We also saw a huge desert monitor lizard. He didn’t seem to enjoy the attention and after a quick pause for this photo, he scuttled away into the brush.
There were beautiful sambur deers. They grazed happily on the grass, unaware that they may be munched by a tiger one day.
I loved the spotted deer, their fur was beautiful but they were awfully shy of having their pictures taken and hid their faces in the grass.
Although we never got to see a tiger, we did come across a paw print…just the one. We wondered sceptically whether a man with a paw ended stick came and created the indent every day so there would be something to show the tourists. Looking back, I like to think that it really was a tiger’s foot that did it…the lesser spotted hopping tiger of Ranthambore.
It was a bit disappointing not to see the main attraction but it was still a great way to spend a morning. As the sun heat the park, the animals started to slow down and we hurtled back up the slope and along the road.
Back at the hotel, and with an afternoon to kill, we thought we would try out the pool. It was now a roasting hot day, and so the pool seemed freezing. So cold that nobody even said “It’s fine once you’re in!”. Further around the pool, there were two other people.

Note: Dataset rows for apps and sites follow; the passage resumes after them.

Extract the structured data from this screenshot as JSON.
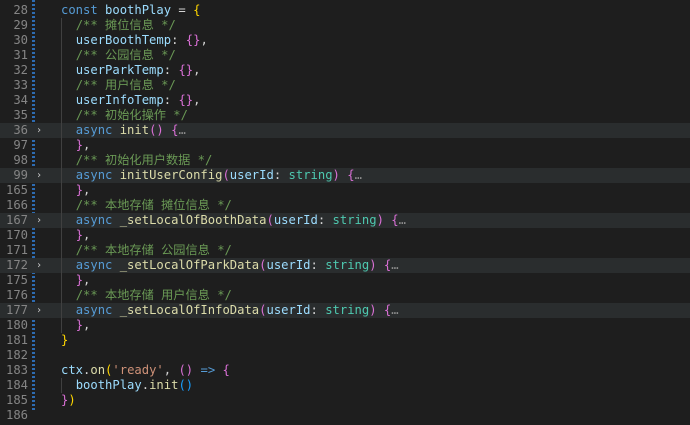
{
  "editor": {
    "lines": [
      {
        "n": "28",
        "tokens": [
          [
            "kw",
            "const"
          ],
          [
            "p",
            " "
          ],
          [
            "var",
            "boothPlay"
          ],
          [
            "p",
            " = "
          ],
          [
            "br1",
            "{"
          ]
        ]
      },
      {
        "n": "29",
        "tokens": [
          [
            "p",
            "  "
          ],
          [
            "cmt",
            "/** 摊位信息 */"
          ]
        ]
      },
      {
        "n": "30",
        "tokens": [
          [
            "p",
            "  "
          ],
          [
            "var",
            "userBoothTemp"
          ],
          [
            "p",
            ": "
          ],
          [
            "br2",
            "{}"
          ],
          [
            "p",
            ","
          ]
        ]
      },
      {
        "n": "31",
        "tokens": [
          [
            "p",
            "  "
          ],
          [
            "cmt",
            "/** 公园信息 */"
          ]
        ]
      },
      {
        "n": "32",
        "tokens": [
          [
            "p",
            "  "
          ],
          [
            "var",
            "userParkTemp"
          ],
          [
            "p",
            ": "
          ],
          [
            "br2",
            "{}"
          ],
          [
            "p",
            ","
          ]
        ]
      },
      {
        "n": "33",
        "tokens": [
          [
            "p",
            "  "
          ],
          [
            "cmt",
            "/** 用户信息 */"
          ]
        ]
      },
      {
        "n": "34",
        "tokens": [
          [
            "p",
            "  "
          ],
          [
            "var",
            "userInfoTemp"
          ],
          [
            "p",
            ": "
          ],
          [
            "br2",
            "{}"
          ],
          [
            "p",
            ","
          ]
        ]
      },
      {
        "n": "35",
        "tokens": [
          [
            "p",
            "  "
          ],
          [
            "cmt",
            "/** 初始化操作 */"
          ]
        ]
      },
      {
        "n": "36",
        "folded": true,
        "tokens": [
          [
            "p",
            "  "
          ],
          [
            "kw",
            "async"
          ],
          [
            "p",
            " "
          ],
          [
            "fn",
            "init"
          ],
          [
            "br2",
            "()"
          ],
          [
            "p",
            " "
          ],
          [
            "br2",
            "{"
          ],
          [
            "ell",
            "…"
          ]
        ]
      },
      {
        "n": "97",
        "tokens": [
          [
            "p",
            "  "
          ],
          [
            "br2",
            "}"
          ],
          [
            "p",
            ","
          ]
        ]
      },
      {
        "n": "98",
        "tokens": [
          [
            "p",
            "  "
          ],
          [
            "cmt",
            "/** 初始化用户数据 */"
          ]
        ]
      },
      {
        "n": "99",
        "folded": true,
        "tokens": [
          [
            "p",
            "  "
          ],
          [
            "kw",
            "async"
          ],
          [
            "p",
            " "
          ],
          [
            "fn",
            "initUserConfig"
          ],
          [
            "br2",
            "("
          ],
          [
            "var",
            "userId"
          ],
          [
            "p",
            ": "
          ],
          [
            "ty",
            "string"
          ],
          [
            "br2",
            ")"
          ],
          [
            "p",
            " "
          ],
          [
            "br2",
            "{"
          ],
          [
            "ell",
            "…"
          ]
        ]
      },
      {
        "n": "165",
        "tokens": [
          [
            "p",
            "  "
          ],
          [
            "br2",
            "}"
          ],
          [
            "p",
            ","
          ]
        ]
      },
      {
        "n": "166",
        "tokens": [
          [
            "p",
            "  "
          ],
          [
            "cmt",
            "/** 本地存储 摊位信息 */"
          ]
        ]
      },
      {
        "n": "167",
        "folded": true,
        "tokens": [
          [
            "p",
            "  "
          ],
          [
            "kw",
            "async"
          ],
          [
            "p",
            " "
          ],
          [
            "fn",
            "_setLocalOfBoothData"
          ],
          [
            "br2",
            "("
          ],
          [
            "var",
            "userId"
          ],
          [
            "p",
            ": "
          ],
          [
            "ty",
            "string"
          ],
          [
            "br2",
            ")"
          ],
          [
            "p",
            " "
          ],
          [
            "br2",
            "{"
          ],
          [
            "ell",
            "…"
          ]
        ]
      },
      {
        "n": "170",
        "tokens": [
          [
            "p",
            "  "
          ],
          [
            "br2",
            "}"
          ],
          [
            "p",
            ","
          ]
        ]
      },
      {
        "n": "171",
        "tokens": [
          [
            "p",
            "  "
          ],
          [
            "cmt",
            "/** 本地存储 公园信息 */"
          ]
        ]
      },
      {
        "n": "172",
        "folded": true,
        "tokens": [
          [
            "p",
            "  "
          ],
          [
            "kw",
            "async"
          ],
          [
            "p",
            " "
          ],
          [
            "fn",
            "_setLocalOfParkData"
          ],
          [
            "br2",
            "("
          ],
          [
            "var",
            "userId"
          ],
          [
            "p",
            ": "
          ],
          [
            "ty",
            "string"
          ],
          [
            "br2",
            ")"
          ],
          [
            "p",
            " "
          ],
          [
            "br2",
            "{"
          ],
          [
            "ell",
            "…"
          ]
        ]
      },
      {
        "n": "175",
        "tokens": [
          [
            "p",
            "  "
          ],
          [
            "br2",
            "}"
          ],
          [
            "p",
            ","
          ]
        ]
      },
      {
        "n": "176",
        "tokens": [
          [
            "p",
            "  "
          ],
          [
            "cmt",
            "/** 本地存储 用户信息 */"
          ]
        ]
      },
      {
        "n": "177",
        "folded": true,
        "tokens": [
          [
            "p",
            "  "
          ],
          [
            "kw",
            "async"
          ],
          [
            "p",
            " "
          ],
          [
            "fn",
            "_setLocalOfInfoData"
          ],
          [
            "br2",
            "("
          ],
          [
            "var",
            "userId"
          ],
          [
            "p",
            ": "
          ],
          [
            "ty",
            "string"
          ],
          [
            "br2",
            ")"
          ],
          [
            "p",
            " "
          ],
          [
            "br2",
            "{"
          ],
          [
            "ell",
            "…"
          ]
        ]
      },
      {
        "n": "180",
        "tokens": [
          [
            "p",
            "  "
          ],
          [
            "br2",
            "}"
          ],
          [
            "p",
            ","
          ]
        ]
      },
      {
        "n": "181",
        "tokens": [
          [
            "br1",
            "}"
          ]
        ]
      },
      {
        "n": "182",
        "tokens": []
      },
      {
        "n": "183",
        "tokens": [
          [
            "var",
            "ctx"
          ],
          [
            "p",
            "."
          ],
          [
            "fn",
            "on"
          ],
          [
            "br1",
            "("
          ],
          [
            "str",
            "'ready'"
          ],
          [
            "p",
            ", "
          ],
          [
            "br2",
            "()"
          ],
          [
            "p",
            " "
          ],
          [
            "kw",
            "=>"
          ],
          [
            "p",
            " "
          ],
          [
            "br2",
            "{"
          ]
        ]
      },
      {
        "n": "184",
        "tokens": [
          [
            "p",
            "  "
          ],
          [
            "var",
            "boothPlay"
          ],
          [
            "p",
            "."
          ],
          [
            "fn",
            "init"
          ],
          [
            "br3",
            "()"
          ]
        ]
      },
      {
        "n": "185",
        "tokens": [
          [
            "br2",
            "}"
          ],
          [
            "br1",
            ")"
          ]
        ]
      },
      {
        "n": "186",
        "tokens": []
      }
    ],
    "fold_glyph": "›",
    "colors": {
      "background": "#1e1e1e",
      "keyword": "#569cd6",
      "function": "#dcdcaa",
      "variable": "#9cdcfe",
      "comment": "#6a9955",
      "string": "#ce9178",
      "type": "#4ec9b0",
      "folded_line_bg": "#2a2d2e"
    }
  }
}
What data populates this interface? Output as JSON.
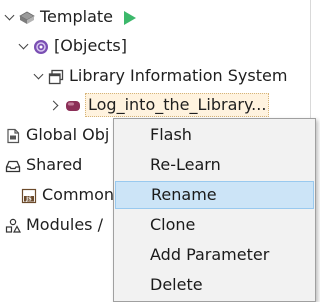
{
  "tree": {
    "template": {
      "label": "Template",
      "icon": "template-icon",
      "run_icon": "play-icon"
    },
    "objects": {
      "label": "[Objects]",
      "icon": "objects-icon"
    },
    "app": {
      "label": "Library Information System",
      "icon": "window-icon"
    },
    "selected": {
      "label": "Log_into_the_Library...",
      "icon": "page-object-icon"
    },
    "global_objects": {
      "label": "Global Obj",
      "icon": "document-icon"
    },
    "shared": {
      "label": "Shared",
      "icon": "shared-icon"
    },
    "common": {
      "label": "Common",
      "icon": "js-file-icon",
      "badge": "JS"
    },
    "modules": {
      "label": "Modules /",
      "icon": "modules-icon"
    }
  },
  "context_menu": {
    "items": [
      "Flash",
      "Re-Learn",
      "Rename",
      "Clone",
      "Add Parameter",
      "Delete"
    ],
    "active_index": 2
  },
  "colors": {
    "play": "#3cb86b",
    "menu_highlight": "#cce4f7",
    "selection_bg": "#fff3df"
  }
}
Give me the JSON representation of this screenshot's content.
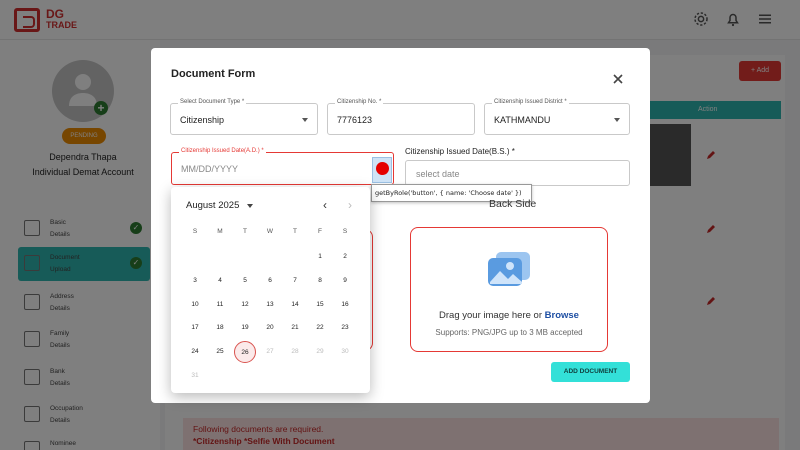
{
  "app": {
    "logo_line1": "DG",
    "logo_line2": "TRADE",
    "add_button": "+ Add",
    "table_header_action": "Action",
    "requirement_note": "Following documents are required.",
    "required_docs": "*Citizenship  *Selfie With Document"
  },
  "profile": {
    "status": "PENDING",
    "name": "Dependra Thapa",
    "account_type": "Individual Demat Account"
  },
  "sidebar": {
    "items": [
      {
        "label1": "Basic",
        "label2": "Details",
        "done": true,
        "active": false,
        "icon": "user-edit-icon"
      },
      {
        "label1": "Document",
        "label2": "Upload",
        "done": true,
        "active": true,
        "icon": "document-icon"
      },
      {
        "label1": "Address",
        "label2": "Details",
        "done": false,
        "active": false,
        "icon": "location-icon"
      },
      {
        "label1": "Family",
        "label2": "Details",
        "done": false,
        "active": false,
        "icon": "family-icon"
      },
      {
        "label1": "Bank",
        "label2": "Details",
        "done": false,
        "active": false,
        "icon": "bank-icon"
      },
      {
        "label1": "Occupation",
        "label2": "Details",
        "done": false,
        "active": false,
        "icon": "briefcase-icon"
      },
      {
        "label1": "Nominee",
        "label2": "",
        "done": false,
        "active": false,
        "icon": "nominee-icon"
      }
    ]
  },
  "modal": {
    "title": "Document Form",
    "doc_type": {
      "label": "Select Document Type *",
      "value": "Citizenship"
    },
    "citizenship_no": {
      "label": "Citizenship No. *",
      "value": "7776123"
    },
    "district": {
      "label": "Citizenship Issued District *",
      "value": "KATHMANDU"
    },
    "issued_ad": {
      "label": "Citizenship Issued Date(A.D.) *",
      "placeholder": "MM/DD/YYYY"
    },
    "issued_bs": {
      "label": "Citizenship Issued Date(B.S.) *",
      "placeholder": "select date"
    },
    "tooltip": "getByRole('button', { name: 'Choose date' })",
    "back_side_title": "Back Side",
    "dropzone_text": "Drag your image here or ",
    "dropzone_browse": "Browse",
    "dropzone_sub": "Supports: PNG/JPG up to 3 MB accepted",
    "add_document": "ADD DOCUMENT"
  },
  "calendar": {
    "month_label": "August 2025",
    "weekdays": [
      "S",
      "M",
      "T",
      "W",
      "T",
      "F",
      "S"
    ],
    "weeks": [
      [
        "",
        "",
        "",
        "",
        "",
        "1",
        "2"
      ],
      [
        "3",
        "4",
        "5",
        "6",
        "7",
        "8",
        "9"
      ],
      [
        "10",
        "11",
        "12",
        "13",
        "14",
        "15",
        "16"
      ],
      [
        "17",
        "18",
        "19",
        "20",
        "21",
        "22",
        "23"
      ],
      [
        "24",
        "25",
        "26",
        "27",
        "28",
        "29",
        "30"
      ],
      [
        "31",
        "",
        "",
        "",
        "",
        "",
        ""
      ]
    ],
    "today": "26",
    "future_days": [
      "27",
      "28",
      "29",
      "30",
      "31"
    ]
  },
  "colors": {
    "accent": "#2fb7b0",
    "error": "#e53935",
    "brand": "#d32f2f"
  }
}
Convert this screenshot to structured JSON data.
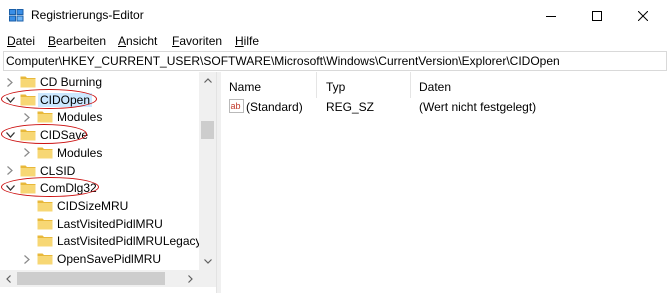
{
  "window": {
    "title": "Registrierungs-Editor",
    "controls": {
      "minimize": "—",
      "maximize": "☐",
      "close": "✕"
    }
  },
  "menu": {
    "items": [
      {
        "label_u": "D",
        "label_rest": "atei"
      },
      {
        "label_u": "B",
        "label_rest": "earbeiten"
      },
      {
        "label_u": "A",
        "label_rest": "nsicht"
      },
      {
        "label_u": "F",
        "label_rest": "avoriten"
      },
      {
        "label_u": "H",
        "label_rest": "ilfe"
      }
    ]
  },
  "address": {
    "path": "Computer\\HKEY_CURRENT_USER\\SOFTWARE\\Microsoft\\Windows\\CurrentVersion\\Explorer\\CIDOpen"
  },
  "tree": {
    "items": [
      {
        "label": "CD Burning",
        "expander": "right",
        "level": 0,
        "selected": false,
        "circled": false
      },
      {
        "label": "CIDOpen",
        "expander": "down",
        "level": 0,
        "selected": true,
        "circled": true
      },
      {
        "label": "Modules",
        "expander": "right",
        "level": 1,
        "selected": false,
        "circled": false
      },
      {
        "label": "CIDSave",
        "expander": "down",
        "level": 0,
        "selected": false,
        "circled": true
      },
      {
        "label": "Modules",
        "expander": "right",
        "level": 1,
        "selected": false,
        "circled": false
      },
      {
        "label": "CLSID",
        "expander": "right",
        "level": 0,
        "selected": false,
        "circled": false
      },
      {
        "label": "ComDlg32",
        "expander": "down",
        "level": 0,
        "selected": false,
        "circled": true
      },
      {
        "label": "CIDSizeMRU",
        "expander": "none",
        "level": 1,
        "selected": false,
        "circled": false
      },
      {
        "label": "LastVisitedPidlMRU",
        "expander": "none",
        "level": 1,
        "selected": false,
        "circled": false
      },
      {
        "label": "LastVisitedPidlMRULegacy",
        "expander": "none",
        "level": 1,
        "selected": false,
        "circled": false
      },
      {
        "label": "OpenSavePidlMRU",
        "expander": "right",
        "level": 1,
        "selected": false,
        "circled": false
      }
    ]
  },
  "values": {
    "columns": {
      "name": "Name",
      "type": "Typ",
      "data": "Daten"
    },
    "rows": [
      {
        "icon": "string-value-icon",
        "name": "(Standard)",
        "type": "REG_SZ",
        "data": "(Wert nicht festgelegt)"
      }
    ]
  },
  "colors": {
    "folder": "#e8b83a",
    "folder_front": "#f7d774",
    "selection": "#cce8ff",
    "annotation": "#cc1111"
  }
}
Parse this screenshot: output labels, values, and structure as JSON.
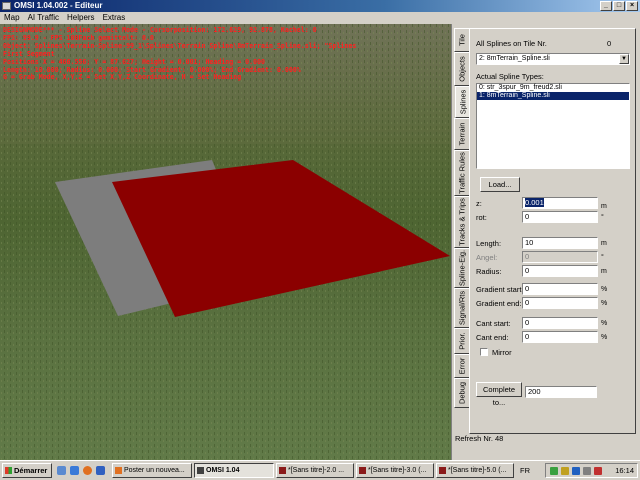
{
  "window": {
    "title": "OMSI 1.04.002 - Editeur",
    "min_icon": "minimize-icon",
    "max_icon": "maximize-icon",
    "close_icon": "close-icon"
  },
  "menu": {
    "items": [
      "Map",
      "AI Traffic",
      "Helpers",
      "Extras"
    ]
  },
  "viewport": {
    "debug_lines": [
      "DESIGNMODE*** - Spline Select Mode - Cursorposition: 172.629, 92.878, Kachel: 0",
      "FPS: 99.9 - FPS 100Fach gemittelt: 0.0",
      "Object: Splines\\Terrain-Spline-99_1\\Splines\\Terrain Spline\\8mTerrain_Spline.sli; \"Splines",
      "First Segment",
      "Positions X = 466.556; Y = 87.627; Height = 0.001; Heading = 0.000",
      "Length: 10.000; Radius: 0.000; Start Gradient: 0.000%; End Gradient: 0.000%",
      "G = Grab Mode, X,Y,Z = Set X,Y,Z Coordinate, H = Set Heading"
    ],
    "debug_color": "#ff2020",
    "spline_color": "#8b0000",
    "grey_color": "#7d7d7d"
  },
  "panel": {
    "tabs": [
      "Tile",
      "Objects",
      "Splines",
      "Terrain",
      "Traffic Rules",
      "Tracks & Trips",
      "Spline-Eig.",
      "Signal/Rts",
      "Prior.",
      "Error",
      "Debug"
    ],
    "active_tab": "Splines",
    "all_splines_label": "All Splines on Tile Nr.",
    "tile_nr": "0",
    "spline_combo": "2: 8mTerrain_Spline.sli",
    "actual_types_label": "Actual Spline Types:",
    "spline_types": [
      {
        "label": "0: str_3spur_9m_freud2.sli",
        "selected": false
      },
      {
        "label": "1: 8mTerrain_Spline.sli",
        "selected": true
      }
    ],
    "load_button": "Load...",
    "fields": {
      "z": {
        "label": "z:",
        "value": "0.001",
        "unit": "m"
      },
      "rot": {
        "label": "rot:",
        "value": "0",
        "unit": "°"
      },
      "length": {
        "label": "Length:",
        "value": "10",
        "unit": "m"
      },
      "angel": {
        "label": "Angel:",
        "value": "0",
        "unit": "°"
      },
      "radius": {
        "label": "Radius:",
        "value": "0",
        "unit": "m"
      },
      "gradient_start": {
        "label": "Gradient start:",
        "value": "0",
        "unit": "%"
      },
      "gradient_end": {
        "label": "Gradient end:",
        "value": "0",
        "unit": "%"
      },
      "cant_start": {
        "label": "Cant start:",
        "value": "0",
        "unit": "%"
      },
      "cant_end": {
        "label": "Cant end:",
        "value": "0",
        "unit": "%"
      }
    },
    "mirror_label": "Mirror",
    "complete_button": "Complete to...",
    "complete_value": "200",
    "refresh_label": "Refresh Nr. 48"
  },
  "taskbar": {
    "start_label": "Démarrer",
    "buttons": [
      {
        "label": "Poster un nouvea...",
        "active": false,
        "icon_color": "#e07020"
      },
      {
        "label": "OMSI 1.04",
        "active": true,
        "icon_color": "#404040"
      },
      {
        "label": "*[Sans titre]-2.0 ...",
        "active": false,
        "icon_color": "#8a1a1a"
      },
      {
        "label": "*[Sans titre]-3.0 (...",
        "active": false,
        "icon_color": "#8a1a1a"
      },
      {
        "label": "*[Sans titre]-5.0 (...",
        "active": false,
        "icon_color": "#8a1a1a"
      }
    ],
    "lang": "FR",
    "clock": "16:14"
  }
}
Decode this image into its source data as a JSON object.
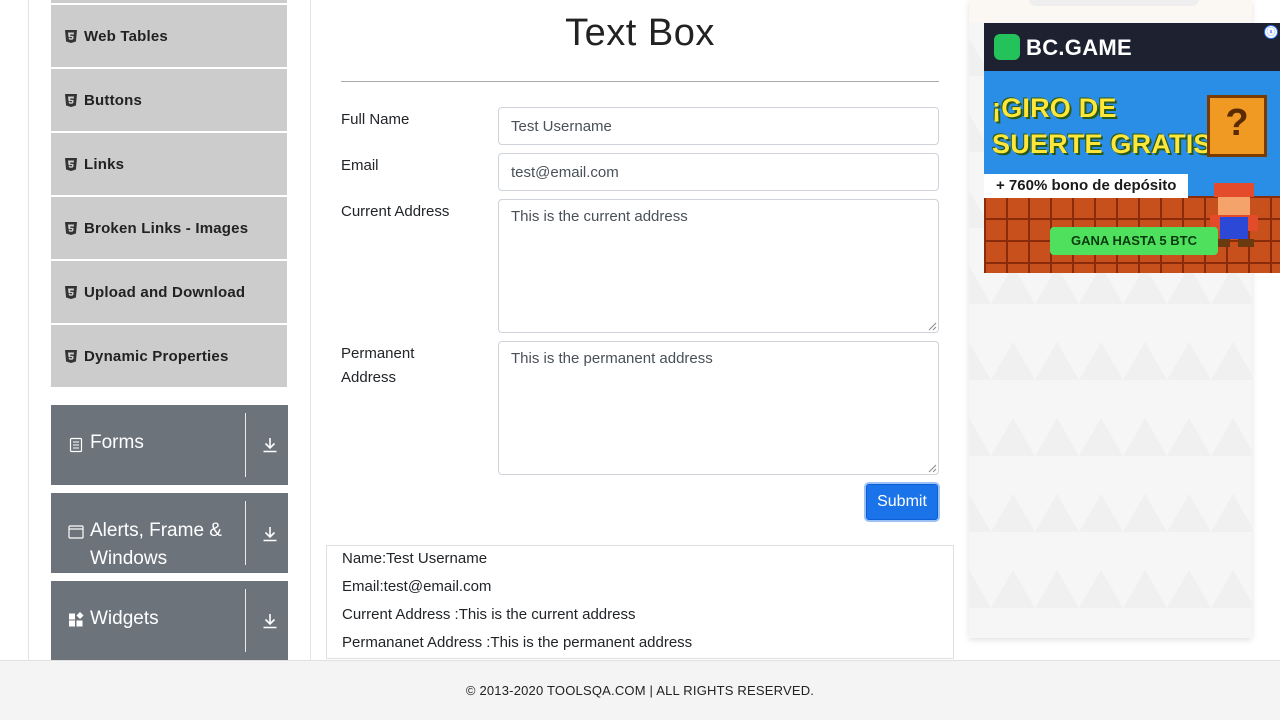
{
  "nav": {
    "sub_items": [
      {
        "label": "Web Tables"
      },
      {
        "label": "Buttons"
      },
      {
        "label": "Links"
      },
      {
        "label": "Broken Links - Images"
      },
      {
        "label": "Upload and Download"
      },
      {
        "label": "Dynamic Properties"
      }
    ],
    "groups": [
      {
        "label": "Forms",
        "icon": "form-icon"
      },
      {
        "label": "Alerts, Frame &",
        "label2": "Windows",
        "icon": "window-icon"
      },
      {
        "label": "Widgets",
        "icon": "widgets-icon"
      }
    ]
  },
  "page": {
    "title": "Text Box"
  },
  "form": {
    "full_name_label": "Full Name",
    "full_name_value": "Test Username",
    "email_label": "Email",
    "email_value": "test@email.com",
    "current_address_label": "Current Address",
    "current_address_value": "This is the current address",
    "permanent_address_label_1": "Permanent",
    "permanent_address_label_2": "Address",
    "permanent_address_value": "This is the permanent address",
    "submit_label": "Submit"
  },
  "output": {
    "name": "Name:Test Username",
    "email": "Email:test@email.com",
    "current_address": "Current Address :This is the current address",
    "permanent_address": "Permananet Address :This is the permanent address"
  },
  "ad": {
    "brand": "BC.GAME",
    "headline_1": "¡GIRO DE",
    "headline_2": "SUERTE GRATIS!",
    "bonus": "+ 760% bono de depósito",
    "cta": "GANA HASTA 5 BTC",
    "question_mark": "?",
    "close_glyph": "ⓧ"
  },
  "footer": {
    "text": "© 2013-2020 TOOLSQA.COM | ALL RIGHTS RESERVED."
  },
  "colors": {
    "nav_sub_bg": "#cccccc",
    "nav_group_bg": "#6c737b",
    "submit_bg": "#1a73e8",
    "footer_bg": "#f4f4f4"
  }
}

It was the western guy from the ticket office, and his travel companion. After a suitably British amount of time, we began chatting. We found out that they were called Tom and Sarah, and they were also British. They had suffered at the hands of the 2008 financial crisis and so had decided to pack it all in, and go travelling.
Tom and Sarah were a very friendly and very funny. We made a plan to keep in touch, and we ended up meeting up with them in Mumbai two weeks after Sawai Madhopur.
Whilst booking our trains in Delhi (a long and laborious process that you can read about here) we were reliably informed, by the railway clerk, that we couldn’t catch a train from Sawai Madhopur to Agra. The only option, he said, was to take a bus. However, when we reached Sawai Madhopur, it turned out that the opposite was true. We jumped on a tuk tuk and raced to the train station. There was no “foreigner booking” window in the tiny station and so we queued with everyone else.
When our turn came, we stepped up to the window and explained that we wanted a ticket to Agra. The clerk gave us a curious look, waggled his head and apologised that he couldn’t help us (in Hindi). He stepped aside, and was replaced by a colleague. The colleague gave us a curious look, waggled his head, and apologised that he also couldn’t help us (in Hindi). He too, stepped aside. We worked our way through SIX gentlemen before the roulette wheel brought the original clerk back to the window. We gave up, and wondered how we were going to make a living in our new home of Sawai Madhopur; clearly, we weren’t going anywhere.
We had to find a tuk tuk back to the hotel and we discussed our options in a slightly hysterical frenzy. Happily, the hotel gave us a helping hand and sent a young lad to the train station in our place. He returned after an hour joyfully waving two tickets to Agra, and many rupees richer.
Sawai Madhopur was a welcome holiday within the holiday. Despite a very early morning, it was all relatively relaxing and who would turn down the chance to see a tiger in the wild!? Plus, a swimming pool was an unusual luxury on such a budget trip.
Fancy taking a trip into Ranthambore National Park. here’s what you need to know.
You can now book through the website, which is a very welcome change. You can decide between riding in the large trucks or the smaller Jeeps. Most hotels can also organise tickets ahead of time.
What to Bring
- Cold weather layers – For the early morning chill.
- Suntan cream, hat and sunglasses – For when the sun emerges.
- Camera, binoculars – For spotting the wildlife.
- Mosquito repellent – There are still plenty whining around the early morning cool.